::: GIVEN DATA :::

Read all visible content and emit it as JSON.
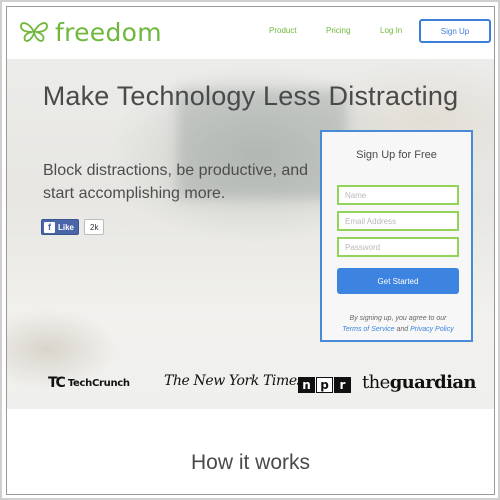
{
  "header": {
    "logo_text": "freedom",
    "logo_icon": "butterfly-icon",
    "nav": {
      "product": "Product",
      "pricing": "Pricing",
      "login": "Log In",
      "signup": "Sign Up"
    }
  },
  "hero": {
    "title": "Make Technology Less Distracting",
    "subtitle": "Block distractions, be productive, and start accomplishing more.",
    "like": {
      "label": "Like",
      "count": "2k"
    }
  },
  "signup_form": {
    "title": "Sign Up for Free",
    "name_placeholder": "Name",
    "email_placeholder": "Email Address",
    "password_placeholder": "Password",
    "submit_label": "Get Started",
    "terms_prefix": "By signing up, you agree to our",
    "terms_link": "Terms of Service",
    "terms_and": "and",
    "privacy_link": "Privacy Policy"
  },
  "press": {
    "techcrunch_mark": "TC",
    "techcrunch": "TechCrunch",
    "nyt": "The New York Times",
    "npr": [
      "n",
      "p",
      "r"
    ],
    "guardian_prefix": "the",
    "guardian_suffix": "guardian"
  },
  "how_it_works": {
    "title": "How it works"
  },
  "colors": {
    "brand_green": "#6fb83b",
    "accent_blue": "#3d84e0",
    "field_border_green": "#94d35a",
    "text_dark": "#4a4a4a"
  }
}
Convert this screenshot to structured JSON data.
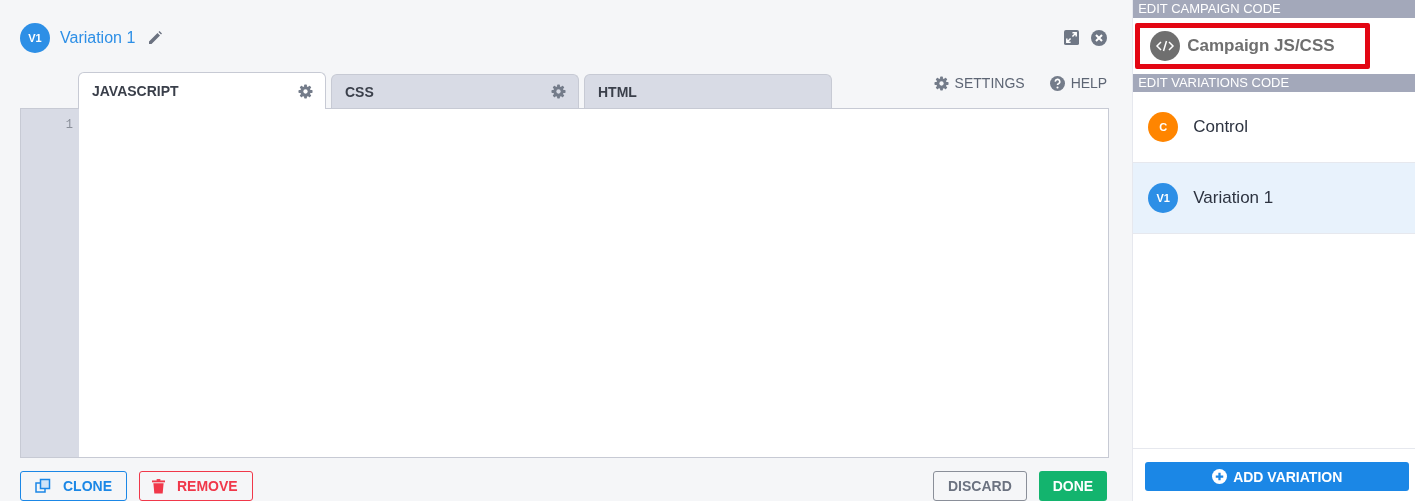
{
  "header": {
    "badge": "V1",
    "title": "Variation 1"
  },
  "tabs": [
    {
      "label": "JAVASCRIPT",
      "selected": true,
      "gear": true
    },
    {
      "label": "CSS",
      "selected": false,
      "gear": true
    },
    {
      "label": "HTML",
      "selected": false,
      "gear": false
    }
  ],
  "toolbar": {
    "settings": "SETTINGS",
    "help": "HELP"
  },
  "editor": {
    "line_numbers": [
      "1"
    ]
  },
  "footer": {
    "clone": "CLONE",
    "remove": "REMOVE",
    "discard": "DISCARD",
    "done": "DONE"
  },
  "sidebar": {
    "campaign_heading": "EDIT CAMPAIGN CODE",
    "campaign_item": {
      "label": "Campaign JS/CSS",
      "highlighted": true
    },
    "variations_heading": "EDIT VARIATIONS CODE",
    "variations": [
      {
        "badge": "C",
        "label": "Control",
        "color": "#ff8500",
        "selected": false
      },
      {
        "badge": "V1",
        "label": "Variation 1",
        "color": "#2d8fe6",
        "selected": true
      }
    ],
    "add_button": "ADD VARIATION"
  }
}
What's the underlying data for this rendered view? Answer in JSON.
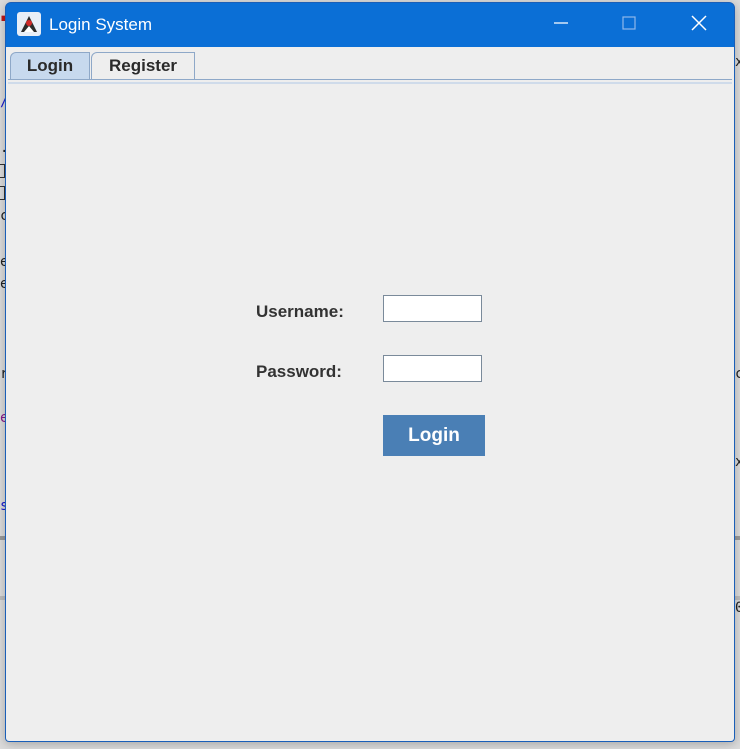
{
  "window": {
    "title": "Login System",
    "icon": "java-duke-icon",
    "controls": {
      "minimize_icon": "minimize-icon",
      "maximize_icon": "maximize-icon",
      "close_icon": "close-icon"
    }
  },
  "tabs": [
    {
      "label": "Login",
      "active": true
    },
    {
      "label": "Register",
      "active": false
    }
  ],
  "form": {
    "username_label": "Username:",
    "username_value": "",
    "password_label": "Password:",
    "password_value": "",
    "login_button_label": "Login"
  },
  "colors": {
    "titlebar": "#0b6fd6",
    "active_tab": "#c7d9ee",
    "button": "#4a7fb5",
    "panel": "#eeeeee"
  }
}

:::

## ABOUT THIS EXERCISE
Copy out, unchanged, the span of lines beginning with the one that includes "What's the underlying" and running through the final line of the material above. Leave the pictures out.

## ANSWER BELOW
What's the underlying data for this rendered view? Answer in JSON.
{
  "window": {
    "title": "Login System",
    "icon": "java-duke-icon",
    "controls": {
      "minimize_icon": "minimize-icon",
      "maximize_icon": "maximize-icon",
      "close_icon": "close-icon"
    }
  },
  "tabs": [
    {
      "label": "Login",
      "active": true
    },
    {
      "label": "Register",
      "active": false
    }
  ],
  "form": {
    "username_label": "Username:",
    "username_value": "",
    "password_label": "Password:",
    "password_value": "",
    "login_button_label": "Login"
  },
  "colors": {
    "titlebar": "#0b6fd6",
    "active_tab": "#c7d9ee",
    "button": "#4a7fb5",
    "panel": "#eeeeee"
  }
}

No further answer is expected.